Earthquake: Turkey and Syria have been devastated after three powerful earthquakes on Monday, killing more than 5,000 people and thousands of others wounded. Both nations fall in the seismic active Anatolian Plate which borders two major fault lines.
Though science and technology have progressed a lot, there is still no accurate system that can predict future earthquakes.
Not only Turkey, but in fact, various regions in India are at the highest risk of high-intensity earthquakes.
The intensity of earthquakes is categorised into 5 seismic zones namely: Zone 1, Zone 2, Zone 3, Zone 4, and Zone 5, while the last one being the most dangerous. However, in India, regions are divided into 4 seismic zones.

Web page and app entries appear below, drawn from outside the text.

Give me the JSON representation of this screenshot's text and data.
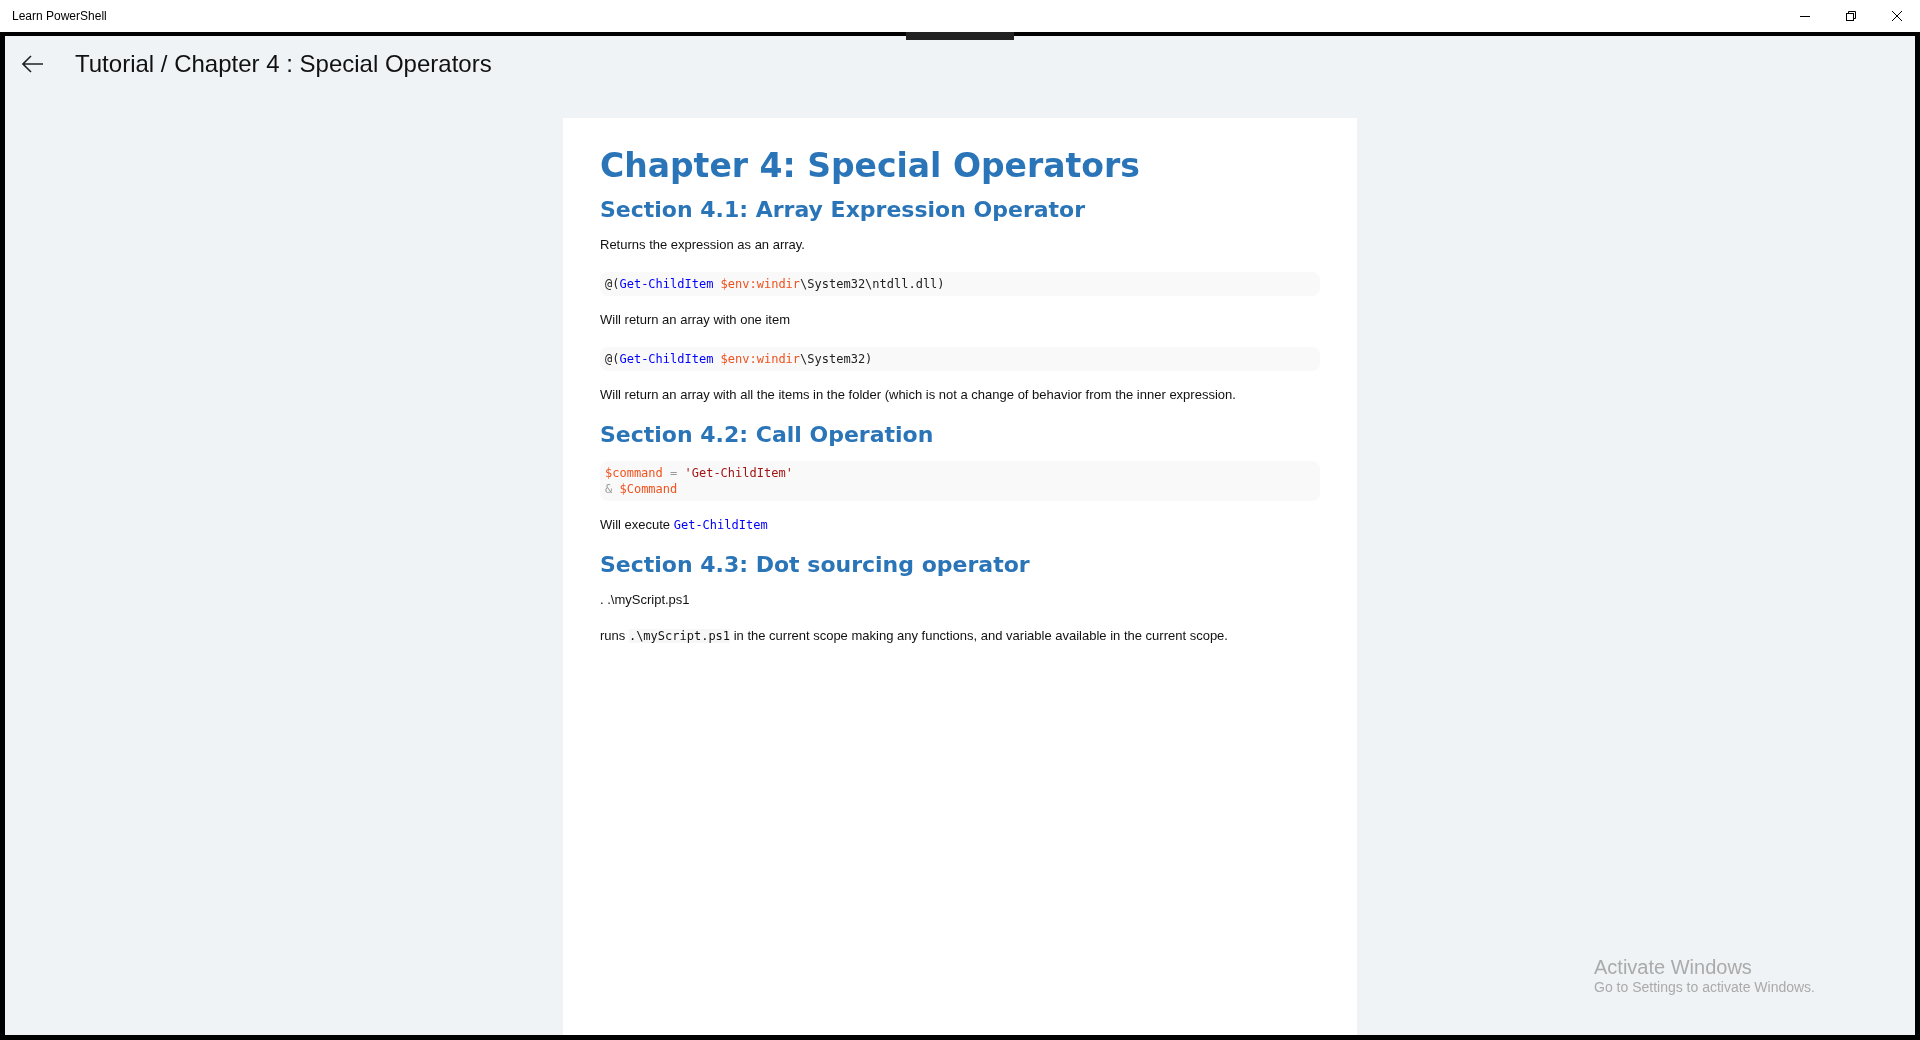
{
  "window": {
    "title": "Learn PowerShell"
  },
  "header": {
    "title": "Tutorial / Chapter 4 :  Special Operators"
  },
  "content": [
    {
      "kind": "h1",
      "text": "Chapter 4: Special Operators"
    },
    {
      "kind": "h2",
      "text": "Section 4.1: Array Expression Operator"
    },
    {
      "kind": "para",
      "parts": [
        {
          "kind": "text",
          "text": "Returns the expression as an array."
        }
      ]
    },
    {
      "kind": "code",
      "lines": [
        [
          {
            "kind": "plain",
            "text": "@("
          },
          {
            "kind": "cmdlet",
            "text": "Get-ChildItem"
          },
          {
            "kind": "variable",
            "text": " $env:windir"
          },
          {
            "kind": "plain",
            "text": "\\System32\\ntdll.dll)"
          }
        ]
      ]
    },
    {
      "kind": "para",
      "parts": [
        {
          "kind": "text",
          "text": "Will return an array with one item"
        }
      ]
    },
    {
      "kind": "code",
      "lines": [
        [
          {
            "kind": "plain",
            "text": "@("
          },
          {
            "kind": "cmdlet",
            "text": "Get-ChildItem"
          },
          {
            "kind": "variable",
            "text": " $env:windir"
          },
          {
            "kind": "plain",
            "text": "\\System32)"
          }
        ]
      ]
    },
    {
      "kind": "para",
      "parts": [
        {
          "kind": "text",
          "text": "Will return an array with all the items in the folder (which is not a change of behavior from the inner expression."
        }
      ]
    },
    {
      "kind": "h2",
      "text": "Section 4.2: Call Operation"
    },
    {
      "kind": "code",
      "lines": [
        [
          {
            "kind": "variable",
            "text": "$command"
          },
          {
            "kind": "operator",
            "text": " = "
          },
          {
            "kind": "string",
            "text": "'Get-ChildItem'"
          }
        ],
        [
          {
            "kind": "operator",
            "text": "& "
          },
          {
            "kind": "variable",
            "text": "$Command"
          }
        ]
      ]
    },
    {
      "kind": "para",
      "parts": [
        {
          "kind": "text",
          "text": "Will execute "
        },
        {
          "kind": "cmdlet",
          "text": "Get-ChildItem"
        }
      ]
    },
    {
      "kind": "h2",
      "text": "Section 4.3: Dot sourcing operator"
    },
    {
      "kind": "para",
      "parts": [
        {
          "kind": "text",
          "text": ". .\\myScript.ps1"
        }
      ]
    },
    {
      "kind": "para",
      "parts": [
        {
          "kind": "text",
          "text": "runs "
        },
        {
          "kind": "inline",
          "text": ".\\myScript.ps1"
        },
        {
          "kind": "text",
          "text": " in the current scope making any functions, and variable available in the current scope."
        }
      ]
    }
  ],
  "activation_notice": {
    "title": "Activate Windows",
    "message": "Go to Settings to activate Windows."
  }
}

Regions in India at high risk of earthquakes
States including Gujarat, Himachal Pradesh, Bihar, Assam, Manipur, Nagaland, Jammu and Kashmir, and Andaman & Nicobar fall into Zone 5 and are prone to high-intensity earthquakes.
On January 26, 2001, Gujarat was hit by a high-intensity earthquake of magnitude 7.6 -- also known as the Bhuj earthquake -- that proved disastrous for the region and caused massive loss of life and property.

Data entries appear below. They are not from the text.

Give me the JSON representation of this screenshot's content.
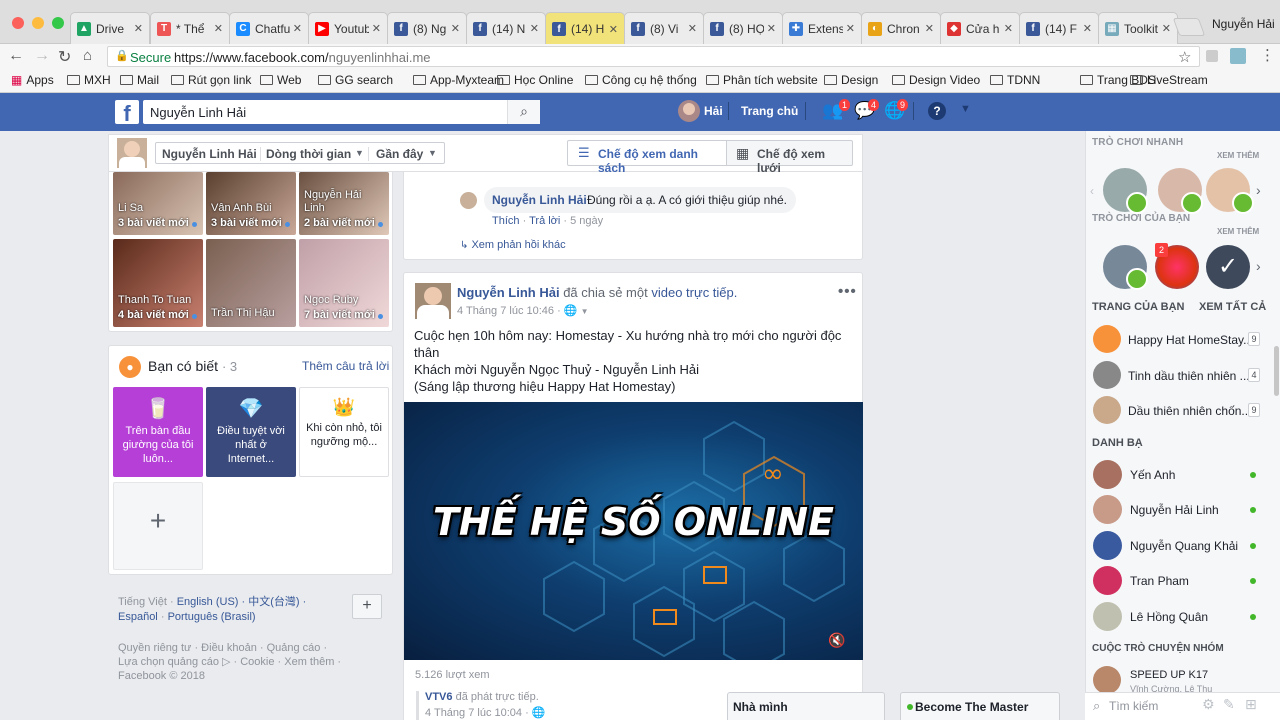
{
  "tabs": [
    {
      "label": "Drive",
      "color": "#1fa463",
      "glyph": "▲"
    },
    {
      "label": "* Thể",
      "color": "#e55",
      "glyph": "T"
    },
    {
      "label": "Chatfu",
      "color": "#1a8cff",
      "glyph": "C"
    },
    {
      "label": "Youtub",
      "color": "#f00",
      "glyph": "▶"
    },
    {
      "label": "(8) Ng",
      "color": "#3b5998",
      "glyph": "f"
    },
    {
      "label": "(14) N",
      "color": "#3b5998",
      "glyph": "f"
    },
    {
      "label": "(14) H",
      "color": "#3b5998",
      "glyph": "f"
    },
    {
      "label": "(8) Vi",
      "color": "#3b5998",
      "glyph": "f"
    },
    {
      "label": "(8) HỌ",
      "color": "#3b5998",
      "glyph": "f"
    },
    {
      "label": "Extens",
      "color": "#3a7bd5",
      "glyph": "✚"
    },
    {
      "label": "Chron",
      "color": "#e8a317",
      "glyph": "◐"
    },
    {
      "label": "Cửa h",
      "color": "#d33",
      "glyph": "◆"
    },
    {
      "label": "(14) F",
      "color": "#3b5998",
      "glyph": "f"
    },
    {
      "label": "Toolkit",
      "color": "#7ab",
      "glyph": "▦"
    }
  ],
  "profile_name": "Nguyễn Hải",
  "url": {
    "secure": "Secure",
    "prefix": "https://www.facebook.com/",
    "path": "nguyenlinhhai.me"
  },
  "bookmarks": [
    "Apps",
    "MXH",
    "Mail",
    "Rút gọn link",
    "Web",
    "GG search",
    "App-Myxteam",
    "Học Online",
    "Công cụ hệ thống",
    "Phân tích website",
    "Design",
    "Design Video",
    "TDNN",
    "Trang BDS",
    "LiveStream"
  ],
  "fb": {
    "search_value": "Nguyễn Linh Hải",
    "user": "Hải",
    "home": "Trang chủ",
    "badges": {
      "friends": "1",
      "messages": "4",
      "notifications": "9"
    }
  },
  "timeline": {
    "name": "Nguyễn Linh Hải",
    "filter": "Dòng thời gian",
    "sort": "Gần đây",
    "list_view": "Chế độ xem danh sách",
    "grid_view": "Chế độ xem lưới"
  },
  "friends": [
    {
      "name": "Li Sa",
      "posts": "3 bài viết mới"
    },
    {
      "name": "Vân Anh Bùi",
      "posts": "3 bài viết mới"
    },
    {
      "name": "Nguyễn Hải Linh",
      "posts": "2 bài viết mới"
    },
    {
      "name": "Thanh To Tuan",
      "posts": "4 bài viết mới"
    },
    {
      "name": "Trần Thị Hậu",
      "posts": ""
    },
    {
      "name": "Ngọc Ruby",
      "posts": "7 bài viết mới"
    }
  ],
  "ask": {
    "title": "Bạn có biết",
    "count": "· 3",
    "more": "Thêm câu trả lời",
    "cards": [
      "Trên bàn đầu giường của tôi luôn...",
      "Điều tuyệt vời nhất ở Internet...",
      "Khi còn nhỏ, tôi ngưỡng mộ..."
    ]
  },
  "languages": {
    "current": "Tiếng Việt ·",
    "list": [
      "English (US) ·",
      "中文(台灣) ·",
      "Español",
      "Português (Brasil)"
    ]
  },
  "footer": {
    "line1": "Quyền riêng tư · Điều khoản · Quảng cáo ·",
    "line2": "Lựa chọn quảng cáo ▷ · Cookie · Xem thêm ·",
    "copyright": "Facebook © 2018"
  },
  "comment": {
    "author": "Nguyễn Linh Hải",
    "text": "Đúng rồi a ạ. A có giới thiệu giúp nhé.",
    "like": "Thích",
    "reply": "Trả lời",
    "time": "5 ngày",
    "more_replies": "Xem phản hồi khác"
  },
  "post": {
    "author": "Nguyễn Linh Hải",
    "action": "đã chia sẻ một",
    "object": "video trực tiếp.",
    "time": "4 Tháng 7 lúc 10:46 ·",
    "line1": "Cuộc hẹn 10h hôm nay: Homestay - Xu hướng nhà trọ mới cho người độc thân",
    "line2": "Khách mời Nguyễn Ngọc Thuỷ - Nguyễn Linh Hải",
    "line3": "(Sáng lập thương hiệu Happy Hat Homestay)",
    "video_title": "THẾ HỆ SỐ ONLINE",
    "views": "5.126 lượt xem",
    "shared_page": "VTV6",
    "shared_action": "đã phát trực tiếp.",
    "shared_time": "4 Tháng 7 lúc 10:04 ·"
  },
  "right": {
    "quick_games": "TRÒ CHƠI NHANH",
    "see_more1": "XEM THÊM",
    "your_games": "TRÒ CHƠI CỦA BẠN",
    "see_more2": "XEM THÊM",
    "game_badge": "2",
    "pages_title": "TRANG CỦA BẠN",
    "see_all": "XEM TẤT CẢ",
    "pages": [
      {
        "name": "Happy Hat HomeStay...",
        "count": "9"
      },
      {
        "name": "Tinh dầu thiên nhiên ...",
        "count": "4"
      },
      {
        "name": "Dầu thiên nhiên chốn...",
        "count": "9"
      }
    ],
    "contacts_title": "DANH BẠ",
    "contacts": [
      "Yến Anh",
      "Nguyễn Hải Linh",
      "Nguyễn Quang Khải",
      "Tran Pham",
      "Lê Hồng Quân"
    ],
    "groups_title": "CUỘC TRÒ CHUYỆN NHÓM",
    "group_name": "SPEED UP K17",
    "group_members": "Vĩnh Cường, Lê Thu",
    "search_placeholder": "Tìm kiếm"
  },
  "chat": {
    "tab1": "Nhà mình",
    "tab2": "Become The Master"
  }
}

Minister of State for Science & Technology, Jitendra Singh in a 2021 Lok Sabha address had said that almost 59 per cent of the Indian landmass is prone to earthquakes of different intensities.
The central Himalayan region in the country falls into one of the most seismically active zones.
Even the country's national capital Delhi also falls into Zone 4 which is prone to frequent earthquakes.
Last year in November, scientists warned that there was a strong possibility of a high intensity earthquake in the Himalayan region in the future. The report mentioned that no one knows when it can happen. It could take place the next moment, next month or in 100 years. But the report emphasized on the need to have better preparation.
ALSO READ | Earthquake-hit Turkey thanks 'dost' India for generosity; New Delhi to provide medical support to Syria
ALSO READ | TIMELINE: From India to Turkey, a look at some of world's deadliest earthquakes recorded since 2000